§ **Entries taken from a collection**
- Opening Delimiter -

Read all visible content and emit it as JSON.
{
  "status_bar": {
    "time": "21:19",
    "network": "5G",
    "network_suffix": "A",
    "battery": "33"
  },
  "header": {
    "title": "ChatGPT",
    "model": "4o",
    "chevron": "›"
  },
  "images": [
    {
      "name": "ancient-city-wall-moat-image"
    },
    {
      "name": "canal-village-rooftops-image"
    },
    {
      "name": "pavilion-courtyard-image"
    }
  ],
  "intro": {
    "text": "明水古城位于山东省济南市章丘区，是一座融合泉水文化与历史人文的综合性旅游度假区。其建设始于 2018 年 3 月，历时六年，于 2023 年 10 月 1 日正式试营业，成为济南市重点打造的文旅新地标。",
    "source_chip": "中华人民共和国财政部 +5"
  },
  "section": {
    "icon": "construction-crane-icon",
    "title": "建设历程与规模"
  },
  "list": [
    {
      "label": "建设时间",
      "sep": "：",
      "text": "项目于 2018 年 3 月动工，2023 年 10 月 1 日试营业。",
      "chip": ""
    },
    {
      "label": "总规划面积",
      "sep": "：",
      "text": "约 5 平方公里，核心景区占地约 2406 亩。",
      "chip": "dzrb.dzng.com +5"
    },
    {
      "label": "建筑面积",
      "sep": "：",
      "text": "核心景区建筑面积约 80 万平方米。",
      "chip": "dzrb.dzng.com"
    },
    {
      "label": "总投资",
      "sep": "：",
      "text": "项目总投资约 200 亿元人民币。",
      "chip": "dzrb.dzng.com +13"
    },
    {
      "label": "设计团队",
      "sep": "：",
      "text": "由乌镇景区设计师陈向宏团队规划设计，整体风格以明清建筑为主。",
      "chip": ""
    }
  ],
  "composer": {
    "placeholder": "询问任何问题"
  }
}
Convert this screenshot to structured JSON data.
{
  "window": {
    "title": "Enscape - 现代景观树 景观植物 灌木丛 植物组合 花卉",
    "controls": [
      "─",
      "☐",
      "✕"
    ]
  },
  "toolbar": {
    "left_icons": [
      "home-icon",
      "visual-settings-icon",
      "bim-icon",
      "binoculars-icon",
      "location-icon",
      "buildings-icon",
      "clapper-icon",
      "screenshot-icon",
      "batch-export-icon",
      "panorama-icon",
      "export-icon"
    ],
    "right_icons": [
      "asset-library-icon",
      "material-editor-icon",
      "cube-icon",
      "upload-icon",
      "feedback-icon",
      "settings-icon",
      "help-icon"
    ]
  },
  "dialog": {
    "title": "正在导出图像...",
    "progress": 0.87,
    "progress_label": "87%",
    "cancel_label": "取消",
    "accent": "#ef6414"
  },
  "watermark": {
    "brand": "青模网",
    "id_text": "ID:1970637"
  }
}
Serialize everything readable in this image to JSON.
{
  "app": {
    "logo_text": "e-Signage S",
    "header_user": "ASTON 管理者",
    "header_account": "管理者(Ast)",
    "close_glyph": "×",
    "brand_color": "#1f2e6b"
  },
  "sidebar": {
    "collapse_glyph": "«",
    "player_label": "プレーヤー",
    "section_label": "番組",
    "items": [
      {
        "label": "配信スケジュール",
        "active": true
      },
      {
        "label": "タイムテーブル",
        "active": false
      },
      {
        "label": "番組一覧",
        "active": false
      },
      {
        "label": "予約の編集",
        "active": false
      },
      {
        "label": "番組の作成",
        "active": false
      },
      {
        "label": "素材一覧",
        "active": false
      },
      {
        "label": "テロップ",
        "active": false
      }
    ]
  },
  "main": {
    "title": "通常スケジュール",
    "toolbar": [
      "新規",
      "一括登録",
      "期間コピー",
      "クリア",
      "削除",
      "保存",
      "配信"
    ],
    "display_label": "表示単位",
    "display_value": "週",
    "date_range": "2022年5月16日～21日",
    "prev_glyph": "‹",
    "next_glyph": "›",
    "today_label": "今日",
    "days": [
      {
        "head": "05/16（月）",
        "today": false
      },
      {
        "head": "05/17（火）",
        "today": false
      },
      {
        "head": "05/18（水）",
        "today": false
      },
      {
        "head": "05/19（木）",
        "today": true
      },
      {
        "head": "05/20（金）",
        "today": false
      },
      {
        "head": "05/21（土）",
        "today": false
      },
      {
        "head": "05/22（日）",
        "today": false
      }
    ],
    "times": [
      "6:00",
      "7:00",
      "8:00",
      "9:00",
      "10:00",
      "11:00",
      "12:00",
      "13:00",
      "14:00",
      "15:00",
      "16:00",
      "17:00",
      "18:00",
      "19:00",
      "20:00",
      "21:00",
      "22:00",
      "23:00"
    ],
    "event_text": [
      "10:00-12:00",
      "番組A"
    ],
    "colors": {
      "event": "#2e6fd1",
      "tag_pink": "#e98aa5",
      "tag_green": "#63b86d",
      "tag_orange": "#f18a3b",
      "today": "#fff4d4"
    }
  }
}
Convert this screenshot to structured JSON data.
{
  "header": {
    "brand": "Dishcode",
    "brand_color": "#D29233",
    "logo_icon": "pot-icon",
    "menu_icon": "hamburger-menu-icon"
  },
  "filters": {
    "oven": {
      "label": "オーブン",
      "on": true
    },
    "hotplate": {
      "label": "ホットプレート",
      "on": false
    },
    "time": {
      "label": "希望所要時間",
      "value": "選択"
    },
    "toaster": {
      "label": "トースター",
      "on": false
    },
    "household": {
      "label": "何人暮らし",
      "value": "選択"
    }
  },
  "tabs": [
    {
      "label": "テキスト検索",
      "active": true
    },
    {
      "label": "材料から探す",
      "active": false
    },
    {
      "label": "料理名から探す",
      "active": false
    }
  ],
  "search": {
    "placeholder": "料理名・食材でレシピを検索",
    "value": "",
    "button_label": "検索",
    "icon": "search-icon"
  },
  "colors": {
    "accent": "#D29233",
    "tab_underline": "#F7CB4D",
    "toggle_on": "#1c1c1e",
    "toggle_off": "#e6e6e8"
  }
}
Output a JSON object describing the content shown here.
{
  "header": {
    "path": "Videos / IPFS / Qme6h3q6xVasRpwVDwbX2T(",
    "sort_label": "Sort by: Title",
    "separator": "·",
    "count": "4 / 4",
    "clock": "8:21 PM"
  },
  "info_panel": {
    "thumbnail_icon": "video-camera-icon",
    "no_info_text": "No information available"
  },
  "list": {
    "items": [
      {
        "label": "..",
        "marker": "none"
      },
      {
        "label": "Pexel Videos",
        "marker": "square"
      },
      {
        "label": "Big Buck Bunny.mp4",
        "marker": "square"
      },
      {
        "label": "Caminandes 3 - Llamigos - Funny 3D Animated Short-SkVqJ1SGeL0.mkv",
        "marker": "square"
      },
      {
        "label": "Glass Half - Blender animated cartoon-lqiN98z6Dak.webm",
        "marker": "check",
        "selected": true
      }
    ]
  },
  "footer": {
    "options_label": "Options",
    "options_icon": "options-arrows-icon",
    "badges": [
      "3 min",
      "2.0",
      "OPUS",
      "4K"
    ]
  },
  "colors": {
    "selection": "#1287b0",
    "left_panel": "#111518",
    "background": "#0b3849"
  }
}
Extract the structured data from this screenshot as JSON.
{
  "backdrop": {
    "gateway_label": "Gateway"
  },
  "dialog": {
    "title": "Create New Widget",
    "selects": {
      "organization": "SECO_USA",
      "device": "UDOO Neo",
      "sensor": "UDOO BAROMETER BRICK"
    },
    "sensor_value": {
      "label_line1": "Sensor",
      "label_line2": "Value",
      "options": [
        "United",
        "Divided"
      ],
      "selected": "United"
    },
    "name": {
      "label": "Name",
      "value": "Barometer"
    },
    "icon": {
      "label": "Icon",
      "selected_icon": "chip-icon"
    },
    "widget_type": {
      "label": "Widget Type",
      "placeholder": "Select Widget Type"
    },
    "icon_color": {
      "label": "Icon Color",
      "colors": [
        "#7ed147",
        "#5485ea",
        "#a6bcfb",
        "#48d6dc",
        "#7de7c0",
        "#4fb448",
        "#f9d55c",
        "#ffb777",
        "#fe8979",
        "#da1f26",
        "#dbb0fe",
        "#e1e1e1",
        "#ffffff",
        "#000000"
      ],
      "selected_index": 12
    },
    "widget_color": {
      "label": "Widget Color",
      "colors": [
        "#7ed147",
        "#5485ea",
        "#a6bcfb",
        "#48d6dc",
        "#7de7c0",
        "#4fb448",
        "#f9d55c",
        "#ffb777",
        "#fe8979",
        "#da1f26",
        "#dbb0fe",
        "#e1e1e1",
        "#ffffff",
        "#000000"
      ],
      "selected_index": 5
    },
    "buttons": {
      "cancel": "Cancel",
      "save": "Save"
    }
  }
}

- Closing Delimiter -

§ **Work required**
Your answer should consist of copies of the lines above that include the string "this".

§ **Exercise solution**
Convert this screenshot to structured JSON data.
Serialize everything readable in this image to JSON.
Convert this screenshot to structured JSON data.
Extract the structured data from this screenshot as JSON.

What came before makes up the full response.